I own a 2010 Chevy Trailblazer with 22,000 miles. There is wear on the inside of the tires (choppy). The truck was aligned at 18,000 miles and the tires were rotated, yet they are still wearing on the inside. My dealer checked the alignment and says nothing is wrong but he can’t explain why the tires continue to wear unevenly. Any thoughts?
Derek from ND
Excessive toe-out or loose tie rod ends often cause choppy wear on the inside of a tire. Have the front end inspected by another GM dealer. That truck has rack & pinion steering with four tie rods (two inner and two outer). There could be a loose or worn tie rod end causing the wheels to wobble as they roll down the roadway. Also, the vehicle could have excessively negative camber with out-of-balance tires causing a choppy inside wear pattern. In either case, it seems that your dealer is unable to get to the root of the problem. Perhaps a fresh set of eyes can shed some light on your problem. Good luck.
I own a ’97 Honda Accord four cylinder. After several years it started seeping oil from the oil pan plug. I used to change the oil myself every 3,000 miles, but for the past few years I have taken it to a shop. I furnished them with a new aluminum gasket for the plug as recommended by Honda, to no avail. The only way I was successful in stopping the seeping was to wrap Teflon tape pipe-thread around the plug. Is this an acceptable fix? This is a fine automobile and I maintain it meticulously. Thanking you in advance for your advice.
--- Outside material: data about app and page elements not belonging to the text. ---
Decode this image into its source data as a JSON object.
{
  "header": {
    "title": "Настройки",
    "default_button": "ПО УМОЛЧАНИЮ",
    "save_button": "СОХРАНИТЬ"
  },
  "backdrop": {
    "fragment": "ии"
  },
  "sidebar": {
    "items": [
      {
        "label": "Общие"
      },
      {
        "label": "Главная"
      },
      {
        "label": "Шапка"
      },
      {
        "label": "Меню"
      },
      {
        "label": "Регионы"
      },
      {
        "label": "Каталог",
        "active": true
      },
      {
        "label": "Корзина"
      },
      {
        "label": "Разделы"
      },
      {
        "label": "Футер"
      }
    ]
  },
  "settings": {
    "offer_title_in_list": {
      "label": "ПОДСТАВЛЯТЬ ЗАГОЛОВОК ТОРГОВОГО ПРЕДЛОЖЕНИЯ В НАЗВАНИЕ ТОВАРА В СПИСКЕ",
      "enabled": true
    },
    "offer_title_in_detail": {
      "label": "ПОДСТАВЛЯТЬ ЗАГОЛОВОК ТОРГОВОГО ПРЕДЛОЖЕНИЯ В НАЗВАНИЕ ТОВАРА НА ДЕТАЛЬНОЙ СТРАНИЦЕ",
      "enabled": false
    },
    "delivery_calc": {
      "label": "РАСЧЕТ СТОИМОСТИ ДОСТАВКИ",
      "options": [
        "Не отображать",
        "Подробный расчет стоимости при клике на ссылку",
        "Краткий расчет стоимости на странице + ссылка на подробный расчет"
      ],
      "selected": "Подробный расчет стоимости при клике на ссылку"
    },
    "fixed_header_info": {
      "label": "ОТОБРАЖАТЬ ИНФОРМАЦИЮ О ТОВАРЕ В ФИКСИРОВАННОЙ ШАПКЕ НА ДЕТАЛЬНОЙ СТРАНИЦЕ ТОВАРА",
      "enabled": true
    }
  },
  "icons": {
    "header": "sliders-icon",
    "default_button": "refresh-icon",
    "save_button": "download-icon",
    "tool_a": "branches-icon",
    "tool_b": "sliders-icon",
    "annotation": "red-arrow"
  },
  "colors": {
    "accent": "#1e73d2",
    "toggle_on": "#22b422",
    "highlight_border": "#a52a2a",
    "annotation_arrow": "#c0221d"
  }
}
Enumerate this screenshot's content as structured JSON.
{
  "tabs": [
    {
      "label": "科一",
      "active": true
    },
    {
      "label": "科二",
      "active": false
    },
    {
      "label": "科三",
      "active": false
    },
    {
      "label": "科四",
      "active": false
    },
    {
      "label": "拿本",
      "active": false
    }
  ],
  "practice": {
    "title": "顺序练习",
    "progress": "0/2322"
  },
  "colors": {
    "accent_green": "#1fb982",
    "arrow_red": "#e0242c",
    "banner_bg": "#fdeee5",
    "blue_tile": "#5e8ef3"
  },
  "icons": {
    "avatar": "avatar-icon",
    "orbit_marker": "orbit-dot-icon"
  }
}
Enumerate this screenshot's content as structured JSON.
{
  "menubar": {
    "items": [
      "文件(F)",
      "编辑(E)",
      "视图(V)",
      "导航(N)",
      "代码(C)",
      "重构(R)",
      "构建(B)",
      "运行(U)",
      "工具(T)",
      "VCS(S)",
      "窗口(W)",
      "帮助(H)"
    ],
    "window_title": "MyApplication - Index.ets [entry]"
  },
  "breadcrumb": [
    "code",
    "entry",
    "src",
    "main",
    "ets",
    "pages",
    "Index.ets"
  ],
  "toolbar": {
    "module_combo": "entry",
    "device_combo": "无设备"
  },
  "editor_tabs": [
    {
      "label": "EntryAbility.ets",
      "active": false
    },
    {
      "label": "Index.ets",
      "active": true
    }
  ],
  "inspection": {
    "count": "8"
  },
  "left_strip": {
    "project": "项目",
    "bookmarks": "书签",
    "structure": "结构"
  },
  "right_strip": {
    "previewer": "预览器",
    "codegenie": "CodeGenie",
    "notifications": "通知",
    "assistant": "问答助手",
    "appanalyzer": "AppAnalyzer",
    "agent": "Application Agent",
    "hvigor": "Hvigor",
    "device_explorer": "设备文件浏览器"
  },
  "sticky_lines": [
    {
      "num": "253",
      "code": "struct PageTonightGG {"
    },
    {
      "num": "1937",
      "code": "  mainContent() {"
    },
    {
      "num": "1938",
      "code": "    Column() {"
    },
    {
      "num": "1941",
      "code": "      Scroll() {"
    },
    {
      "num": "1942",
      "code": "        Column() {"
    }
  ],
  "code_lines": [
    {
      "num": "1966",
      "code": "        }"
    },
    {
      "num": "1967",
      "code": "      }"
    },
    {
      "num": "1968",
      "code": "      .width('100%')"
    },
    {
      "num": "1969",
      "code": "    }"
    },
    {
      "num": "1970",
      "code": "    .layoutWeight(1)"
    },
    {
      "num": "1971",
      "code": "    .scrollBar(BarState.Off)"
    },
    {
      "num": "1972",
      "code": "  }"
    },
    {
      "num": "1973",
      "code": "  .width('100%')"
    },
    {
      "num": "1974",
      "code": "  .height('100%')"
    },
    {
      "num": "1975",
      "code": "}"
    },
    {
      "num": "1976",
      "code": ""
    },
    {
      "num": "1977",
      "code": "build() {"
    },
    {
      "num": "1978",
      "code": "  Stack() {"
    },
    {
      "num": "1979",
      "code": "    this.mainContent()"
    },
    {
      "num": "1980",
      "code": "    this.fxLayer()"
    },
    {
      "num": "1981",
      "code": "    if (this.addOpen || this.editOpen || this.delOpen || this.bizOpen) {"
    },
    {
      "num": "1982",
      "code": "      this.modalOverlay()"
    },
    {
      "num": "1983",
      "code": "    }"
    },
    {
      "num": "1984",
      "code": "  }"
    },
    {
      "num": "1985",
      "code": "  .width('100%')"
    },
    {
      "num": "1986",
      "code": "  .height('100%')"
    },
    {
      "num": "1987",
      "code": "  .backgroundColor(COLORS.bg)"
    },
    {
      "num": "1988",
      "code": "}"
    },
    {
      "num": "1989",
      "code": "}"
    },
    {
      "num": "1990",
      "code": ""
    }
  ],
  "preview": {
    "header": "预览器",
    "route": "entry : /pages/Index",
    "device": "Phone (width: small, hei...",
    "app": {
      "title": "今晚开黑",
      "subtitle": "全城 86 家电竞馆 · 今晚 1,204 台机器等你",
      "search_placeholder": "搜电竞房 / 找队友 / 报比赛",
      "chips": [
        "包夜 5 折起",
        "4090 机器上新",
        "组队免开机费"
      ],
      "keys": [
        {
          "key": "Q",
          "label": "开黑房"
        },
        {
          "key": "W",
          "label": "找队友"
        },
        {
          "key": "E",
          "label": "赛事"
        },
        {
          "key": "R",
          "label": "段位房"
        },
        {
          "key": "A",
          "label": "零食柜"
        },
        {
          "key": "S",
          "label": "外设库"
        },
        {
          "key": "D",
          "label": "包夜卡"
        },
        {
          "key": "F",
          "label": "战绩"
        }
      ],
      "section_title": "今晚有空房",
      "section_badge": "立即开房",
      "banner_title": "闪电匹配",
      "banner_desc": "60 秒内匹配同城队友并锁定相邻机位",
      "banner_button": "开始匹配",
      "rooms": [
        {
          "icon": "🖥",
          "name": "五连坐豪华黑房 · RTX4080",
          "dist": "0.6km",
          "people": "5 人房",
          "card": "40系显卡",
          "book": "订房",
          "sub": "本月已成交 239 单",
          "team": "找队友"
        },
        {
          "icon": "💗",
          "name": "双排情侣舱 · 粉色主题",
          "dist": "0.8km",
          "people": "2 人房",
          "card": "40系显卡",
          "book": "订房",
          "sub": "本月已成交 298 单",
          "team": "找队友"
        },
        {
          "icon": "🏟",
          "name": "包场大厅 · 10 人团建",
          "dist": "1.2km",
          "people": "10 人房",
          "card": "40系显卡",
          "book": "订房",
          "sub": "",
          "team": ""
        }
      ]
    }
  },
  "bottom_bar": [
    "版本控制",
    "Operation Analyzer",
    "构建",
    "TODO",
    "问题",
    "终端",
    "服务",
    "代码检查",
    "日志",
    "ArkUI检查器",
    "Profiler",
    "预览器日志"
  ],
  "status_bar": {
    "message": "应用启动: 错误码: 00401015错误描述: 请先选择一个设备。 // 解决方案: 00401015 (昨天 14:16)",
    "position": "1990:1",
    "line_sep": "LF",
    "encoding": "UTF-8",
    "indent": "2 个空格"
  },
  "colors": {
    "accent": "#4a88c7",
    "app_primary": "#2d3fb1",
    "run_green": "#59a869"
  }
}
John from NY
Wrapping Teflon tape around the plug threads was an OK solution to the leak problem. Obviously an oil pan replacement is the ideal fix, but there is another solution. Go to your nearest auto parts house and ask for the “Help” line of products. This company offers a great line of over-sized self-tapping oil drain plugs. You simply find the proper application plug for your car and carefully thread the new plug into the pan next time you change the oil. Make sure you use the new gasket that comes with the plug. The plug is over-sized and will cut new threads into the stripped thread hole, making it like new. Good luck.
I own a very old 1990 Nissan Maxima. My son gave it to me three years ago and it has run smooth as silk. Could having an oil change cause an injector to fail? I haven’t had the oil changed in ages, and my son insisted I get it done so I took it to an Express Lube. I drove it a few blocks to the local grocery store with no trouble. But when I started it the second time it was rough! I took it back to the Express Lube and they told me it has a bad injector and they’d fix it for $400. Since I’m an impoverished old lady living on Social Security, I can’t afford the repair. And for reasons I can’t explain, I don’t trust them. They were rude and condescending. So I need to know if changing the oil caused an injector to fail? Or could they have put in dirty or recycled oil? Please help!
Kate from MA
First of all, I would not trust an Express Lube place to diagnose a drivability problem on a car, so get a second opinion. Call your local repair facility. If you don’t have one, call your local AAA club and find out who the AAA Approved Repair Facility is in your area. Yes, the car could have a bad injector, or it could have a loose spark plug wire that was jarred loose during the oil change; or perhaps there’s a loose vacuum line, or loose electrical plug on an injector. The fact that the service personnel were disrespectful is reason enough to find another auto service facility. The short answer to your question is no, performing an oil change will not cause a fuel injector to fail. Get the car into a trusted diagnostician to find the root cause of the problem. I wish you success.
For more great advice from auto expert and Jamestown, N.Y. resident Tom Torbjornsen, visit the America’s Car Show website at www.americascarshow.com or become a fan on Facebook for frequent updates. You can also hear Tom’s radio show at noon EST Saturdays on the SSI Radio Network. And, pick up a copy of Tom’s latest book, “How to Make Your Car Last Forever,” on Amazon.com. Follow Tom’s Q&A blogs every week on joltleft.com. If you have an automotive question for Tom, send him an e-mail: firstname.lastname@example.org.